Your answer should be the lines of the material that include the word "values".
══ Source data ══
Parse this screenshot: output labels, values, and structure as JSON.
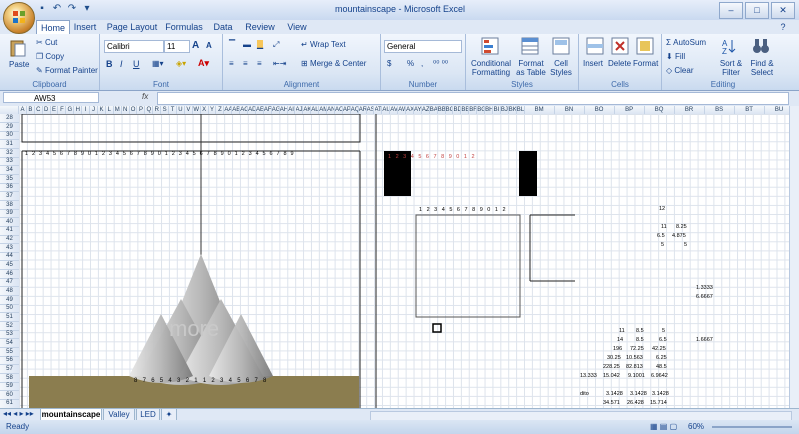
{
  "window": {
    "title": "mountainscape - Microsoft Excel"
  },
  "tabs": [
    "Home",
    "Insert",
    "Page Layout",
    "Formulas",
    "Data",
    "Review",
    "View"
  ],
  "active_tab": "Home",
  "clipboard": {
    "paste": "Paste",
    "cut": "Cut",
    "copy": "Copy",
    "format_painter": "Format Painter",
    "label": "Clipboard"
  },
  "font": {
    "name": "Calibri",
    "size": "11",
    "label": "Font",
    "bold": "B",
    "italic": "I",
    "underline": "U",
    "grow": "A",
    "shrink": "A"
  },
  "alignment": {
    "wrap": "Wrap Text",
    "merge": "Merge & Center",
    "label": "Alignment"
  },
  "number": {
    "format": "General",
    "currency": "$",
    "percent": "%",
    "comma": ",",
    "label": "Number"
  },
  "styles": {
    "conditional": "Conditional Formatting",
    "table": "Format as Table",
    "cell": "Cell Styles",
    "label": "Styles"
  },
  "cells_group": {
    "insert": "Insert",
    "delete": "Delete",
    "format": "Format",
    "label": "Cells"
  },
  "editing": {
    "autosum": "AutoSum",
    "fill": "Fill",
    "clear": "Clear",
    "sort": "Sort & Filter",
    "find": "Find & Select",
    "label": "Editing"
  },
  "namebox": "AW53",
  "fx": "fx",
  "columns": [
    "A",
    "B",
    "C",
    "D",
    "E",
    "F",
    "G",
    "H",
    "I",
    "J",
    "K",
    "L",
    "M",
    "N",
    "O",
    "P",
    "Q",
    "R",
    "S",
    "T",
    "U",
    "V",
    "W",
    "X",
    "Y",
    "Z",
    "AA",
    "AB",
    "AC",
    "AD",
    "AE",
    "AF",
    "AG",
    "AH",
    "AI",
    "AJ",
    "AK",
    "AL",
    "AM",
    "AN",
    "AO",
    "AP",
    "AQ",
    "AR",
    "AS",
    "AT",
    "AU",
    "AV",
    "AW",
    "AX",
    "AY",
    "AZ",
    "BA",
    "BB",
    "BC",
    "BD",
    "BE",
    "BF",
    "BG",
    "BH",
    "BI",
    "BJ",
    "BK",
    "BL",
    "BM",
    "BN",
    "BO",
    "BP",
    "BQ",
    "BR",
    "BS",
    "BT",
    "BU"
  ],
  "rows": [
    "28",
    "29",
    "30",
    "31",
    "32",
    "33",
    "34",
    "35",
    "36",
    "37",
    "38",
    "39",
    "40",
    "41",
    "42",
    "43",
    "44",
    "45",
    "46",
    "47",
    "48",
    "49",
    "50",
    "51",
    "52",
    "53",
    "54",
    "55",
    "56",
    "57",
    "58",
    "59",
    "60",
    "61"
  ],
  "values": {
    "r39": "12",
    "r41a": "11",
    "r41b": "8.25",
    "r42a": "6.5",
    "r42b": "4.875",
    "r43a": "5",
    "r43b": "5",
    "r47": "1.3333",
    "r48": "6.6667",
    "r53a": "11",
    "r53b": "8.5",
    "r53c": "5",
    "r54a": "14",
    "r54b": "8.5",
    "r54c": "6.5",
    "r54d": "1.6667",
    "r55a": "196",
    "r55b": "72.25",
    "r55c": "42.25",
    "r56a": "30.25",
    "r56b": "10.563",
    "r56c": "6.25",
    "r57a": "228.25",
    "r57b": "82.813",
    "r57c": "48.5",
    "r58a": "13.333",
    "r58b": "15.042",
    "r58c": "9.1001",
    "r58d": "6.9642",
    "r60a": "dito",
    "r60b": "3.1428",
    "r60c": "3.1428",
    "r60d": "3.1428",
    "r61a": "34.571",
    "r61b": "26.428",
    "r61c": "15.714"
  },
  "watermark": "more",
  "axis_top": "1 2 3 4 5 6 7 8 9 0 1 2 3 4 5 6 7 8 9 0 1 2 3 4 5 6 7 8 9 0 1 2 3 4 5 6 7 8 9",
  "axis_bottom": "8 7 6 5 4 3 2 1 1 2 3 4 5 6 7 8",
  "axis_mid": "1 2 3 4 5 6 7 8 9 0 1 2",
  "sheets": [
    "mountainscape",
    "Valley",
    "LED"
  ],
  "active_sheet": "mountainscape",
  "status": {
    "ready": "Ready",
    "zoom": "60%"
  },
  "colors": {
    "ground": "#8b7d4f",
    "accent": "#15428b",
    "black_block": "#000000"
  }
}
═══
▶ [Answer to the exercise]
Parse this screenshot: output labels, values, and structure as JSON.
  "values": {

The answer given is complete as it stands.